Mark Twain once said, “history doesn’t repeat itself, but it often rhymes.” Since President Nixon removed the gold standard in the early 1970s, gold has seen several significant rallies, all of which have similar wave characteristics. Gold rallies seem to rhyme.
The first two price rallies began in 1971 and 1977, during and after the de-linking of the U.S. dollar from gold. The most recent price rally has its seeds in the dot-com bubble in the early 2000s. The chart below shows two long-term monthly gold rallies, with the second rally appearing to be an amplified but similar version of the first. I have overlaid Fibonacci sequence numbers to demonstrate how the price of gold has spiked upward in expanding, fractal waves during these prior surges.
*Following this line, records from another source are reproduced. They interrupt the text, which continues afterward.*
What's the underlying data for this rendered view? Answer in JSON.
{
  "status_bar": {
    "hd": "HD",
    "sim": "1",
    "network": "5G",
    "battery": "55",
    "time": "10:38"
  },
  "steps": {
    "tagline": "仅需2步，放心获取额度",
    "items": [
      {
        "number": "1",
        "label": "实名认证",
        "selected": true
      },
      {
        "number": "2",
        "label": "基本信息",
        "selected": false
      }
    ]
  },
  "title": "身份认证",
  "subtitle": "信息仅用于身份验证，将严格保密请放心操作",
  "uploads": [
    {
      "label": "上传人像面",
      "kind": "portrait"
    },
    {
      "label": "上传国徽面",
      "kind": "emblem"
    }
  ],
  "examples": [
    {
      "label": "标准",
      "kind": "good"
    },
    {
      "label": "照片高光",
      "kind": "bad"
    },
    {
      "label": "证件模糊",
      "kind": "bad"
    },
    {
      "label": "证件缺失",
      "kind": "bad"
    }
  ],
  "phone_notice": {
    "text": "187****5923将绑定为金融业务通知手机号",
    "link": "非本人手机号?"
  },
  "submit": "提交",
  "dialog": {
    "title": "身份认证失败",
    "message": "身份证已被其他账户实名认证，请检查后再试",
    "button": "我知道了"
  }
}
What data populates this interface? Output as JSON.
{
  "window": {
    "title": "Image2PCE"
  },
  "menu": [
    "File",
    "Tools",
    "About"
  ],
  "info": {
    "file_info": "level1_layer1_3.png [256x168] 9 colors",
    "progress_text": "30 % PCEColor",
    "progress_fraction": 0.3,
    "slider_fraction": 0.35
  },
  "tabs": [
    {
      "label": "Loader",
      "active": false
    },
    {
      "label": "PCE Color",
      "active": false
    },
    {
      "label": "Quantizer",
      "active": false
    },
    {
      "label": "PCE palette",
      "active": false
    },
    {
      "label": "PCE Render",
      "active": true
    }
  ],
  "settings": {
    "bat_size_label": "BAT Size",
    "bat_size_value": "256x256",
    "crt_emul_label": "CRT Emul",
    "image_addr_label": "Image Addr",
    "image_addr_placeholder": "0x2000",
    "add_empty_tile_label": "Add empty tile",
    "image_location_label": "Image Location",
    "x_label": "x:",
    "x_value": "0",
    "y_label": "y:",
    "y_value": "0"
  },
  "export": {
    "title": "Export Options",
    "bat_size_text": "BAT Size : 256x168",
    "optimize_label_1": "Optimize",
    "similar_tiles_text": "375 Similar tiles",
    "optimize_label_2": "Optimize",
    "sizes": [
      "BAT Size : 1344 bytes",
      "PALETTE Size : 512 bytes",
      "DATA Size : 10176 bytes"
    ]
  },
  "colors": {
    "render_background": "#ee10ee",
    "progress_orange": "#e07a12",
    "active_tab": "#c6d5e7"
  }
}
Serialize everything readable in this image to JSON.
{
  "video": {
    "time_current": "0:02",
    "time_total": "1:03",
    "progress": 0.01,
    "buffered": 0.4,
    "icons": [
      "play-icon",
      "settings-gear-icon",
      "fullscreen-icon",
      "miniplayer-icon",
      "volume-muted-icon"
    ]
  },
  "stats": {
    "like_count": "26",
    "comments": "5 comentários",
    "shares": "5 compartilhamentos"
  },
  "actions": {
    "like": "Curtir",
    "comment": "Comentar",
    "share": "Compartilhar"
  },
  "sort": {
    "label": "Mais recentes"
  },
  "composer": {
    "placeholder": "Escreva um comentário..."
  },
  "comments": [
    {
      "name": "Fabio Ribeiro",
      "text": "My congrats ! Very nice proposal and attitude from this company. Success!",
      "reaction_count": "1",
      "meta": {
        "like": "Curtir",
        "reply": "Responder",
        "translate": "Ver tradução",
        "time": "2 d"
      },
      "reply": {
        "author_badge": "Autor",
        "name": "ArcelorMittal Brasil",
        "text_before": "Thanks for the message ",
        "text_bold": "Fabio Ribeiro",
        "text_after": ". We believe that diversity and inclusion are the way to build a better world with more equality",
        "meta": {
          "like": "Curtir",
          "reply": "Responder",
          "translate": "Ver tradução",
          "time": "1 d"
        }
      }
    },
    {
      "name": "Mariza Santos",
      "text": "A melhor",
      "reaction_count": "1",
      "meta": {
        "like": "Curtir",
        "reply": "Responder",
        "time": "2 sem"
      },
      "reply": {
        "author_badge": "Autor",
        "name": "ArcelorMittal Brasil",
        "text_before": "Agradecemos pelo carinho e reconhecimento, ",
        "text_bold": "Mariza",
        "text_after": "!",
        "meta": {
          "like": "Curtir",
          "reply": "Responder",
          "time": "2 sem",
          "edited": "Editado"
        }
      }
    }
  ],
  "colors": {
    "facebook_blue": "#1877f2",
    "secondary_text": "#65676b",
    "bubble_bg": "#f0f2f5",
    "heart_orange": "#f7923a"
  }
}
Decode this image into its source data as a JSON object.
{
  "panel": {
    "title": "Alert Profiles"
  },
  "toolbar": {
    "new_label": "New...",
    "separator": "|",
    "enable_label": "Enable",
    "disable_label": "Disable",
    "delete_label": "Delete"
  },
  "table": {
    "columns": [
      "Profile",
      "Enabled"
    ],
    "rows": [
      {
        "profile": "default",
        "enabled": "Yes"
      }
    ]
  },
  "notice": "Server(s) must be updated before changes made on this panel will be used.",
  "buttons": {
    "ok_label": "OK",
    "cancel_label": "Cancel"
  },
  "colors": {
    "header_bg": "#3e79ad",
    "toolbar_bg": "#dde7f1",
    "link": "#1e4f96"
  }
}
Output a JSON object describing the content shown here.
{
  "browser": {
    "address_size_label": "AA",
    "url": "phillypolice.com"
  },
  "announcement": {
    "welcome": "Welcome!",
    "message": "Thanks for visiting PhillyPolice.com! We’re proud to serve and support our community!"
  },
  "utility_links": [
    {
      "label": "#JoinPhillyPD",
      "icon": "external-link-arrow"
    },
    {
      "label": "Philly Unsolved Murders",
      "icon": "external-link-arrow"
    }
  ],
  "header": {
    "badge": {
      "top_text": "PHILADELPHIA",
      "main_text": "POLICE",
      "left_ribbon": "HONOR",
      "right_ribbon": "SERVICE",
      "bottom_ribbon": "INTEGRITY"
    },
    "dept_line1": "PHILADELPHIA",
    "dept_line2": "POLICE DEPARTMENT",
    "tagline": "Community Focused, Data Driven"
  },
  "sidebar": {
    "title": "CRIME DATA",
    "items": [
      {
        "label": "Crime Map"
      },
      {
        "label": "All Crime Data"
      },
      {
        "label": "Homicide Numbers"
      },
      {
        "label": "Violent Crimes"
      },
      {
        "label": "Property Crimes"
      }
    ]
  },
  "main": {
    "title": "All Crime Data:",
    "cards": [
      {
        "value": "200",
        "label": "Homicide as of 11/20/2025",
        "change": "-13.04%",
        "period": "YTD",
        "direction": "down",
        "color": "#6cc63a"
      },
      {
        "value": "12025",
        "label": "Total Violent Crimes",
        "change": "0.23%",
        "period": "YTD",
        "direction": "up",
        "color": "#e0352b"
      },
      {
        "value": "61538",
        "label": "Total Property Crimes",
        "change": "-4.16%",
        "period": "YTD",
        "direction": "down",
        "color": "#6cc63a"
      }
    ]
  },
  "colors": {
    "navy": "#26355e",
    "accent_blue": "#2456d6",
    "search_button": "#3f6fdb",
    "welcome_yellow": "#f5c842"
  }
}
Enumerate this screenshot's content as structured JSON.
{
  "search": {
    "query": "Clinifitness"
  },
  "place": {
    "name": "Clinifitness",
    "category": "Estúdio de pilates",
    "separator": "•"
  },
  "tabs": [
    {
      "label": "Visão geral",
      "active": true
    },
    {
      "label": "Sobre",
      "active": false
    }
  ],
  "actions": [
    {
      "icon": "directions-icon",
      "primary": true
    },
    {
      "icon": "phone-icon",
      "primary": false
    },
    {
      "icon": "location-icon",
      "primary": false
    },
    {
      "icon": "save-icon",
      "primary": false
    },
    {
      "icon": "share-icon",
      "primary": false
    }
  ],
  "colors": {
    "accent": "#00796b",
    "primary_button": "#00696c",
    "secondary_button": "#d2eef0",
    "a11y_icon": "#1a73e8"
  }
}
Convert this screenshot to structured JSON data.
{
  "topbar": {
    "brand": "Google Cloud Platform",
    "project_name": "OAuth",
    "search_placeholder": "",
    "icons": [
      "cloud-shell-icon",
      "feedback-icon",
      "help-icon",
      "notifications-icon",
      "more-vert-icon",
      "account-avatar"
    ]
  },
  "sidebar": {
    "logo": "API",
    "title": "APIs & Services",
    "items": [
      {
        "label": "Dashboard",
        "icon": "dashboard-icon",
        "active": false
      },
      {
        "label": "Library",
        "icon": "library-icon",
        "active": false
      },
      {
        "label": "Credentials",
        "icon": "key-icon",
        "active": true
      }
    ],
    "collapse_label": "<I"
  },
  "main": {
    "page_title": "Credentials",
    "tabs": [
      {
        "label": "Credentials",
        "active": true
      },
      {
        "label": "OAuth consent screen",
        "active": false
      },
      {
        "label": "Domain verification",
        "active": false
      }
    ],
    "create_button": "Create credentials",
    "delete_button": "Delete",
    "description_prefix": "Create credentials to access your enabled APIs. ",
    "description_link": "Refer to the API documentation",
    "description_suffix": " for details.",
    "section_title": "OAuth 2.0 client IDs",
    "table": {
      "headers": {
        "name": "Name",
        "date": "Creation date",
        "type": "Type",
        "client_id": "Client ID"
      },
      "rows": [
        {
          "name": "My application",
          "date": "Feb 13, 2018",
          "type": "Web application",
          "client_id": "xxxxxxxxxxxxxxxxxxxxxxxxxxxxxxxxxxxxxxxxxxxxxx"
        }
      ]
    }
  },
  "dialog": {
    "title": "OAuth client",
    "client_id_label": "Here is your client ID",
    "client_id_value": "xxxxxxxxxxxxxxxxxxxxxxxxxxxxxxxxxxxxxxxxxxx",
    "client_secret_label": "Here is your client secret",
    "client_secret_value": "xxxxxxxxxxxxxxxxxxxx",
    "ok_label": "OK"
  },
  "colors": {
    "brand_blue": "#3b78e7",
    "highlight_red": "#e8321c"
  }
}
In the 1970s, gold traveled through four Fibonacci levels (by this measure) in less than a decade after the removal of the gold standard. From 2000 through 2012, amid the dot-com and housing bubbles, gold also traveled through four Fibonacci levels on the way to $1,900.
If history rhymes again, and I believe it will, then the price of gold will again spike upward through three or four Fibonacci extensions to the upside, but then re-trace 50% to 70% of that upward move. If so, then the next upward spike could peak in the range between $7,000 and $11,000 per ounce.
Investors tend to make rash decisions based on fear and greed. These emotions are typically amplified during times of financial stress. It is during such times that gold solicits fear and greed motivated buyers. During a crisis, fear investors will rotate into gold to hold value, and greed investors see the upward momentum and jump on the train. The upward momentum of the next gold rally might feel like the Bitcoin surge in 2017.
“Striking Out” in the 1980s
In baseball, its “three strikes and you’re out.” After the 1970’s surge and blow-off top in 1980, gold failed three key technical tests. After these failures, the gold market floundered for another decade. Let’s take a closer look at those three technical failures.
First, in early 1983, gold failed to retake and hold the psychologically important $500/oz price level. This rejection resulted in sideways to lower movement for another year before gold failed again, breaking below its upward trend line near $360/oz. After falling to a low in early 1985, gold moved higher over the next three years, only to fail a third key resistance test near $500/oz in late 1987. After “striking out” in the 1980s, gold fell throughout the next decade back to $250/oz.
Current Technical Structure Is Bullish
Unlike the gold bear market of the 1980s, gold has been passing periodic tests of support and resistance since its sharp decline in 2013. Gold’s price retracement from a high above $1,900 to a low near $1,040 kept the price...